First: 70% or above for the average weighted module results
Upper Second:
60% or above for the average weighted module results
Lower Second:
50% or above for the average weighted module results
40% or above for the average weighted module results

The final Degree classification agreed through the assessment process is based on academic judgement and the above calculation is only used as a guide.

Once a student has fulfilled the criteria for the honours degree they may not undertake further modules in order to improve his/her average result.

Whilst the arithmetical average will be the main factor under CAS regulations, a preponderance of marks in a particular class, with good support, will normally ensure a degree classification in that class should the average result be borderline. The classification of a degree is at the discretion of the BA English Sub-Board of Examiners. All marks are provisional until agreed by the College Board of Examiners.

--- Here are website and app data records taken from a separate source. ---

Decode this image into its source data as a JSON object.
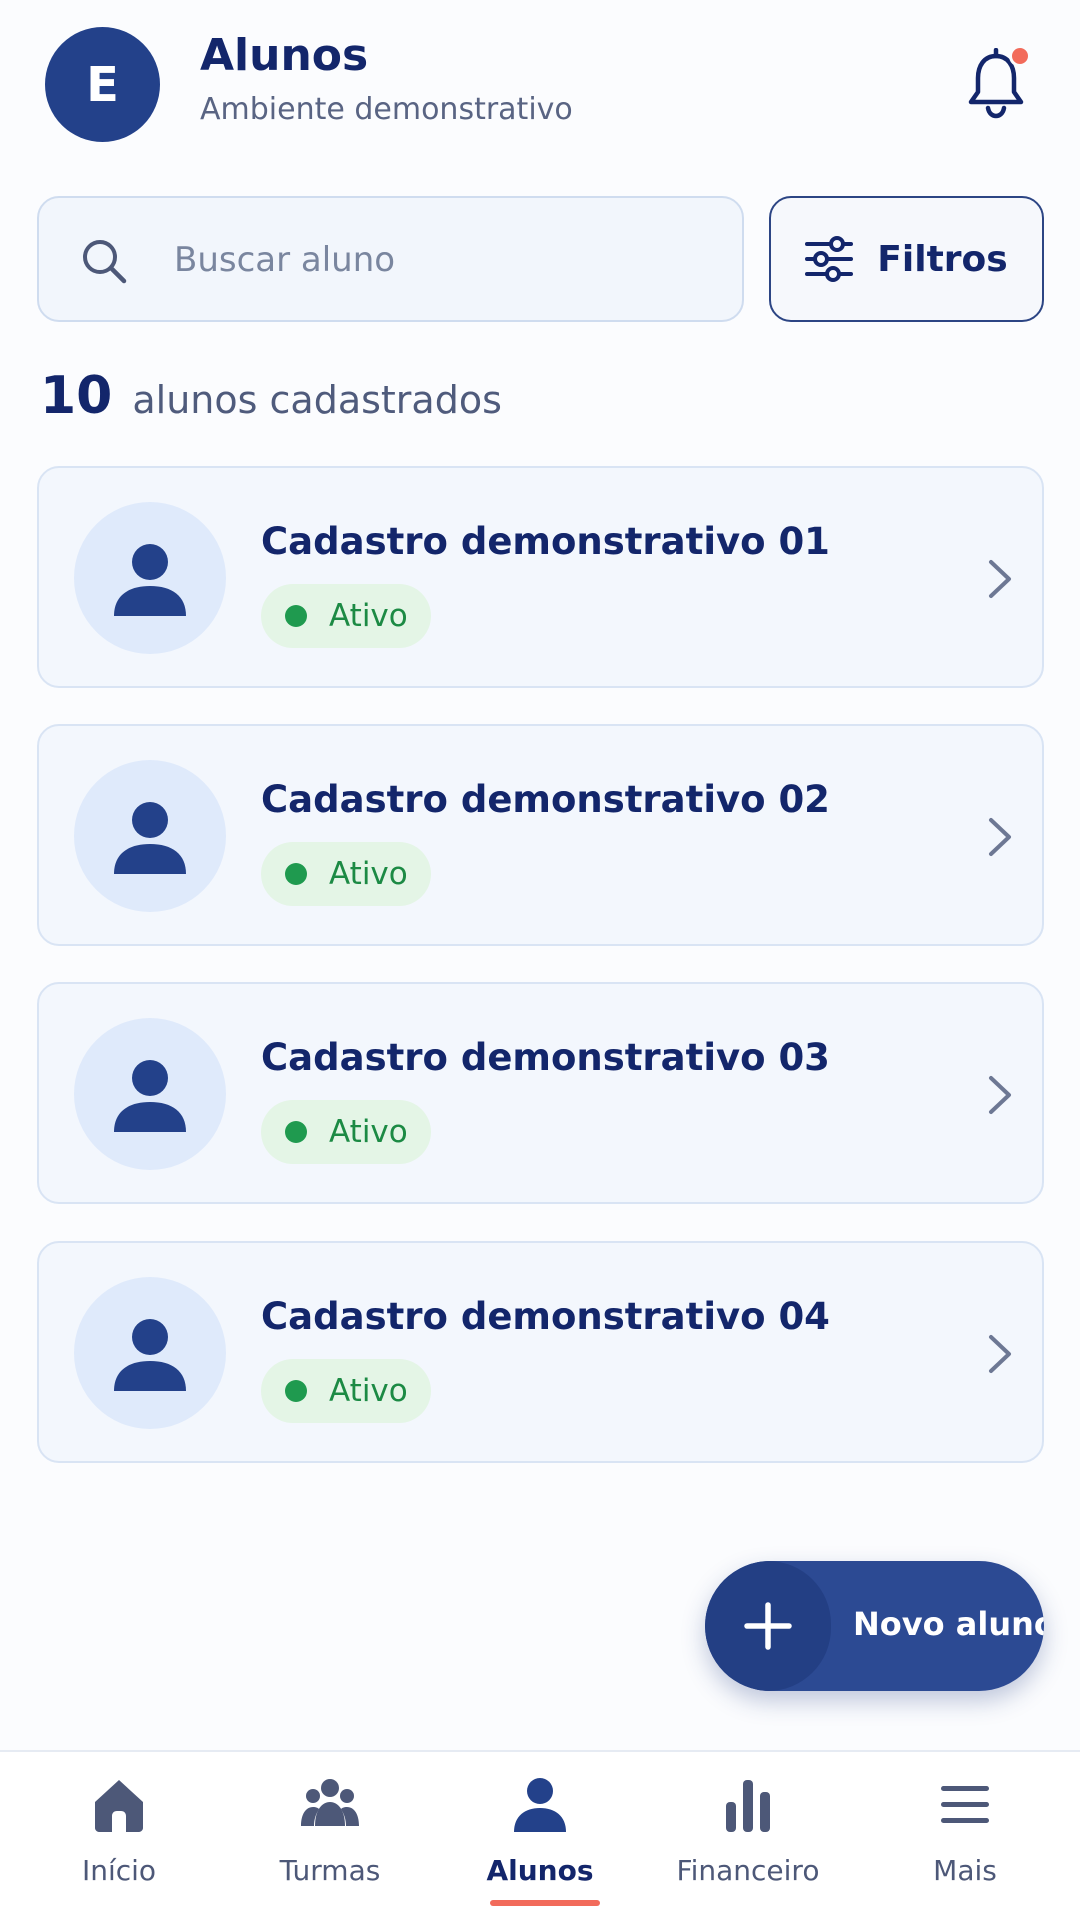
{
  "header": {
    "avatar_letter": "E",
    "title": "Alunos",
    "subtitle": "Ambiente demonstrativo",
    "notification_icon": "bell-icon",
    "has_notification_dot": true
  },
  "search": {
    "placeholder": "Buscar aluno",
    "value": "",
    "icon": "search-icon"
  },
  "filters": {
    "label": "Filtros",
    "icon": "sliders-icon"
  },
  "summary": {
    "count": "10",
    "label": "alunos cadastrados"
  },
  "students": [
    {
      "name": "Cadastro demonstrativo 01",
      "status": "Ativo"
    },
    {
      "name": "Cadastro demonstrativo 02",
      "status": "Ativo"
    },
    {
      "name": "Cadastro demonstrativo 03",
      "status": "Ativo"
    },
    {
      "name": "Cadastro demonstrativo 04",
      "status": "Ativo"
    }
  ],
  "fab": {
    "label": "Novo aluno",
    "icon": "plus-icon"
  },
  "bottom_nav": {
    "items": [
      {
        "label": "Início",
        "icon": "home-icon",
        "active": false
      },
      {
        "label": "Turmas",
        "icon": "group-icon",
        "active": false
      },
      {
        "label": "Alunos",
        "icon": "user-icon",
        "active": true
      },
      {
        "label": "Financeiro",
        "icon": "bar-chart-icon",
        "active": false
      },
      {
        "label": "Mais",
        "icon": "menu-icon",
        "active": false
      }
    ]
  },
  "colors": {
    "primary": "#23418a",
    "title": "#13266b",
    "status_active": "#1f9a4f",
    "status_bg": "#e4f5e6",
    "notification_dot": "#f26b5b",
    "nav_active_underline": "#f26b5b"
  }
}
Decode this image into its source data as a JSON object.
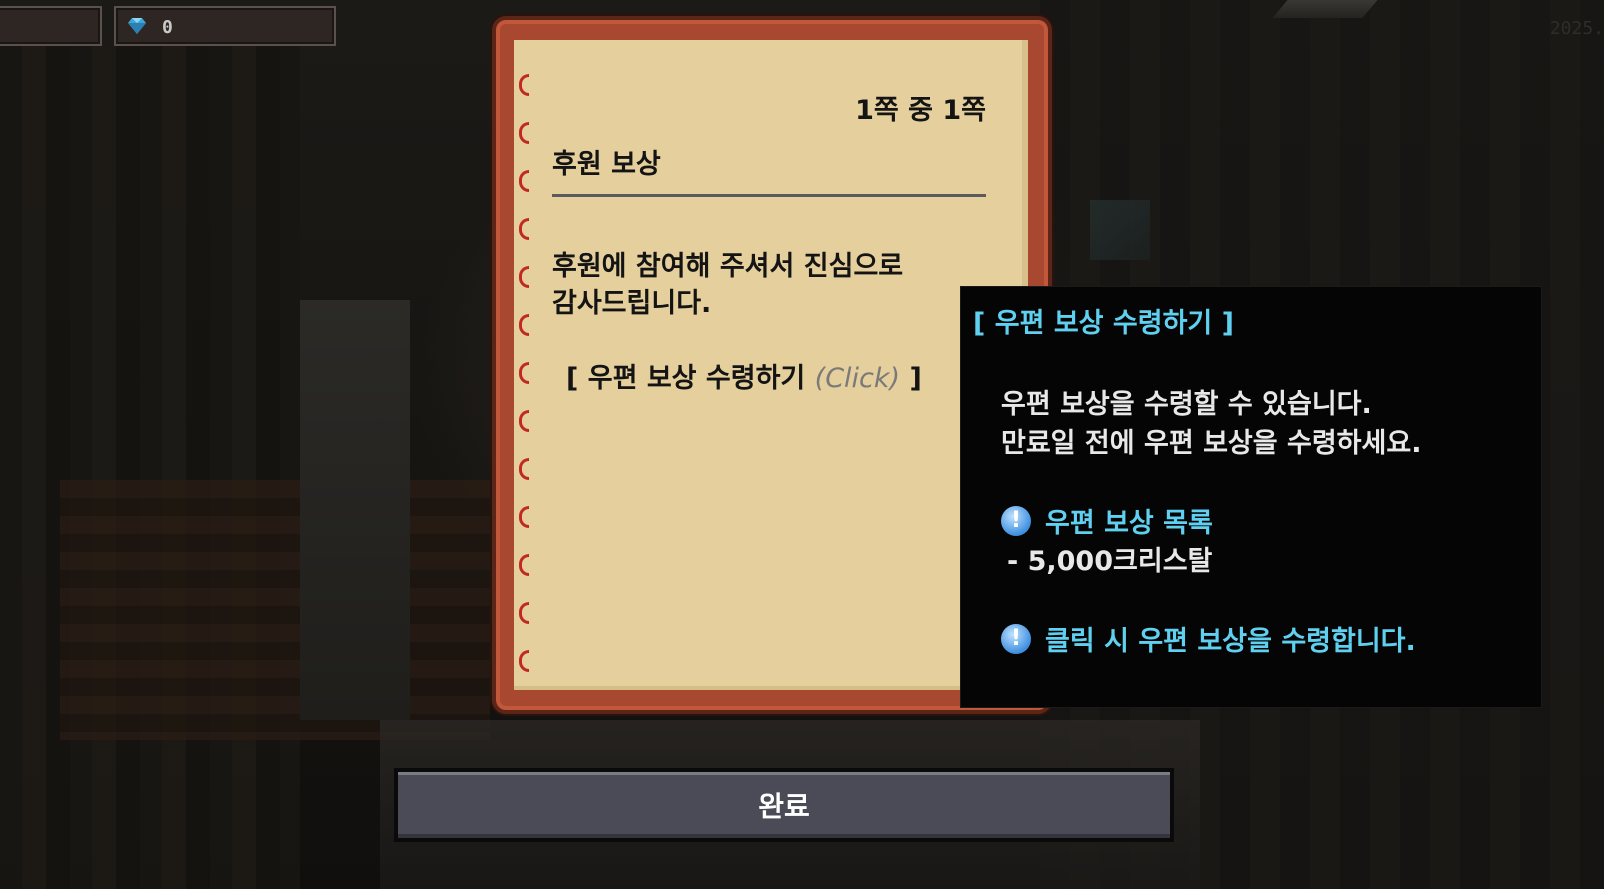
{
  "hud": {
    "currency_icon": "diamond-gem-icon",
    "currency_value": "0",
    "version_text": "2025."
  },
  "book": {
    "page_indicator": "1쪽 중 1쪽",
    "title": "후원 보상",
    "body_lines": [
      "후원에 참여해 주셔서 진심으로",
      "감사드립니다."
    ],
    "claim_link_label": "[ 우편 보상 수령하기",
    "claim_link_hint": "(Click)",
    "claim_link_close": "]"
  },
  "tooltip": {
    "title": "[ 우편 보상 수령하기 ]",
    "description_lines": [
      "우편 보상을 수령할 수 있습니다.",
      "만료일 전에 우편 보상을 수령하세요."
    ],
    "list_heading": "우편 보상 목록",
    "list_items": [
      "- 5,000크리스탈"
    ],
    "footer_note": "클릭 시 우편 보상을 수령합니다.",
    "info_icon_glyph": "!",
    "accent_color": "#5fd0f0"
  },
  "actions": {
    "done_label": "완료"
  }
}
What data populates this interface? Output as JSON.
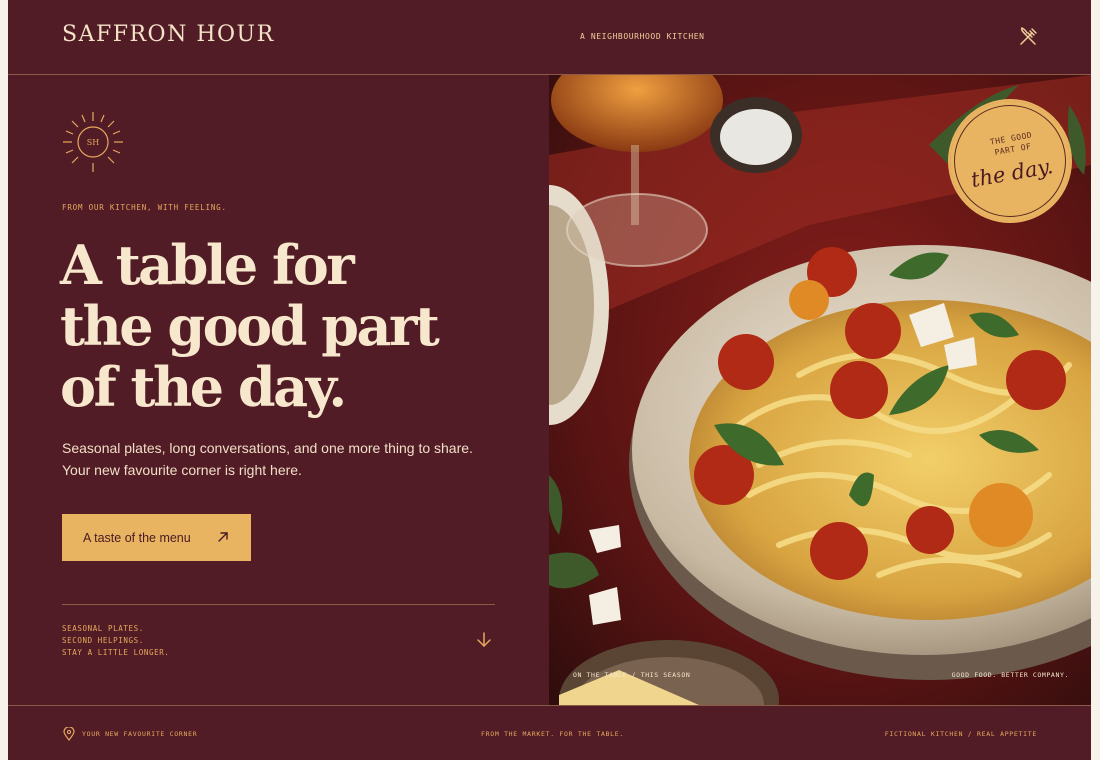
{
  "header": {
    "brand": "SAFFRON HOUR",
    "tagline": "A NEIGHBOURHOOD KITCHEN",
    "menu_icon": "fork-knife-icon"
  },
  "hero": {
    "logo_initials": "SH",
    "eyebrow": "FROM OUR KITCHEN, WITH FEELING.",
    "headline": [
      "A table for",
      "the good part",
      "of the day."
    ],
    "lede": "Seasonal plates, long conversations, and one more thing to share. Your new favourite corner is right here.",
    "cta_label": "A taste of the menu",
    "notes": [
      "SEASONAL PLATES.",
      "SECOND HELPINGS.",
      "STAY A LITTLE LONGER."
    ]
  },
  "photo": {
    "badge_small": [
      "THE GOOD",
      "PART OF"
    ],
    "badge_big": "the day.",
    "caption_left": "ON THE TABLE / THIS SEASON",
    "caption_right": "GOOD FOOD. BETTER COMPANY."
  },
  "footer": {
    "left": "YOUR NEW FAVOURITE CORNER",
    "middle": "FROM THE MARKET. FOR THE TABLE.",
    "right": "FICTIONAL KITCHEN / REAL APPETITE"
  },
  "colors": {
    "background": "#521c27",
    "accent": "#e9b461",
    "text_light": "#f7e7cc",
    "muted_accent": "#e6a85c"
  }
}
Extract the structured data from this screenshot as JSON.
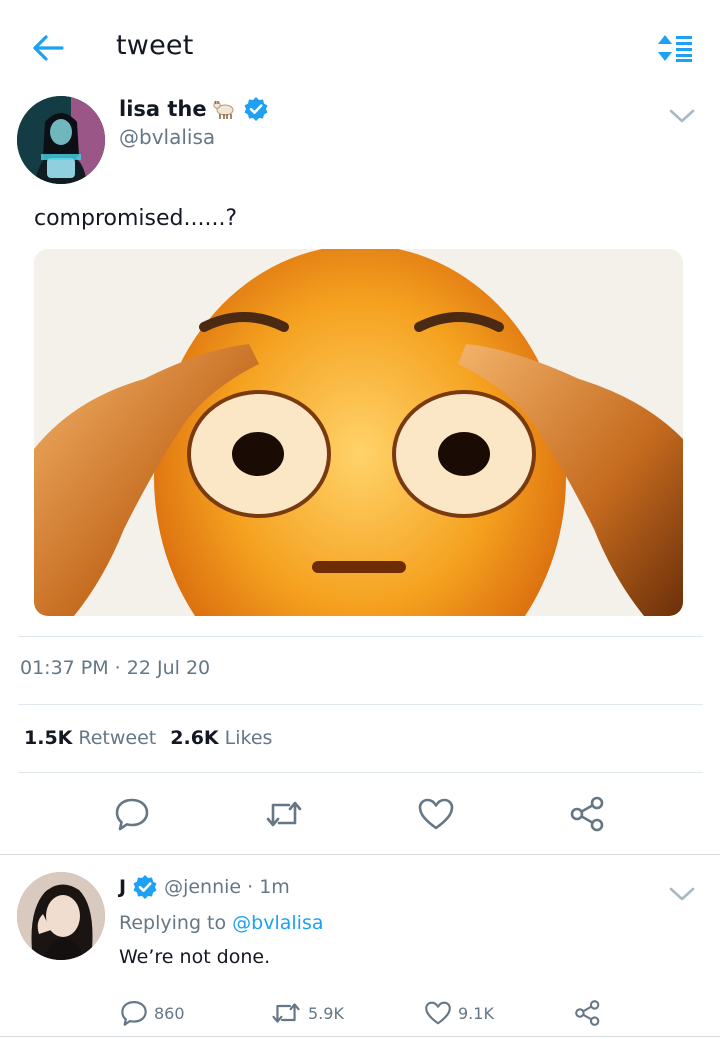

  • First: At least four full unit marks or the equivalent in the A range (i.e. above AB) plus at least four full unit marks or the equivalent above B and one other normally of B= or above, except that one mark in the C range can be compensated by a fifth A mark.
  • 2:1: At least five full unit marks or the equivalent above B with at least two others in the B range [i.e. B++ to B=]. Marks in the C range can be compensated by marks of B++ or above.
  • 2:2: At least five full unit marks or the equivalent of B= or above and support in the C range [i.e. C++ to C-].
  • 3: Seven marks of C- or above. Of the two remaining marks (F marks) at least one must be in the 30-39 (compensated fail) and this mark must be for a level-6 module [see below for levels and weightings].
  • Fail: Any profile with two non-compensated fails (29 or below) is a failure.

Levels and Weightings

For degree classification all modules (course units) are assigned a ‘level’ and a ‘weighting’.

Levels: BA degree programmes are made up of 12 modules, some of which are at level 4, some level 5 and some level 6. Degree programmes at Birkbeck differ in the number of modules required at each level. For example, in BA English the three first-year core modules are at level 4, the two compulsory second year modules and the option module taken by full-time students in the first year are at level 5, and most other modules and half modules are at level 6. (Thus the balance of levels four, five and six is generally 3-3-6 on this programme. Other programmes have different balances, e.g. 4-4-4).

Weighting: First year core modules (level 4) are weighted at zero, that is, they are not included in the final degree qualification. Compulsory second year modules (level 5) and any level 5 option taken by full-time students in the first year are weighted at 1. Optional modules (level 6) are weighted at 2.

These weightings come into effect only at the end of the degree course. In final degree classification, when the exam board works out a student’s average numerical score, weighting is a way of giving more prominence to work done in the third and fourth years. It is based on the idea that students progress during their course and that progression should be rewarded. Building in a reward for progression is common practice in universities, and it has been regularly used in other departments at Birkbeck in the past. It is now an integral part of the Common Awards Scheme.

In final degree classification the weighted average will be used only in the framework of the ‘criteria for degree classification’ given above.

This weighting scheme does not apply to students who began their course prior to CAS standardization. Please see your administrator if you have questions regarding your CAS status.

Please note: The assessment criteria given here apply only to Inter-disciplinary courses run by the Department of English & Humanities. It is the responsibility of the student to make sure they have correct information about assessment criteria in each Department in which they take modules. Please see the Common Awards Scheme ( for more detailed information.

Examiners are invited to assess the following aspects of the work:

  • originality of candidate’s ideas, aims and approach
  • understanding of literary and critical issues
  • quality of analysis
  • relevance
  • awareness of secondary literature
  • coherence and rigour of argument
  • clarity of expression and quality of English
  • organisation
  • presentation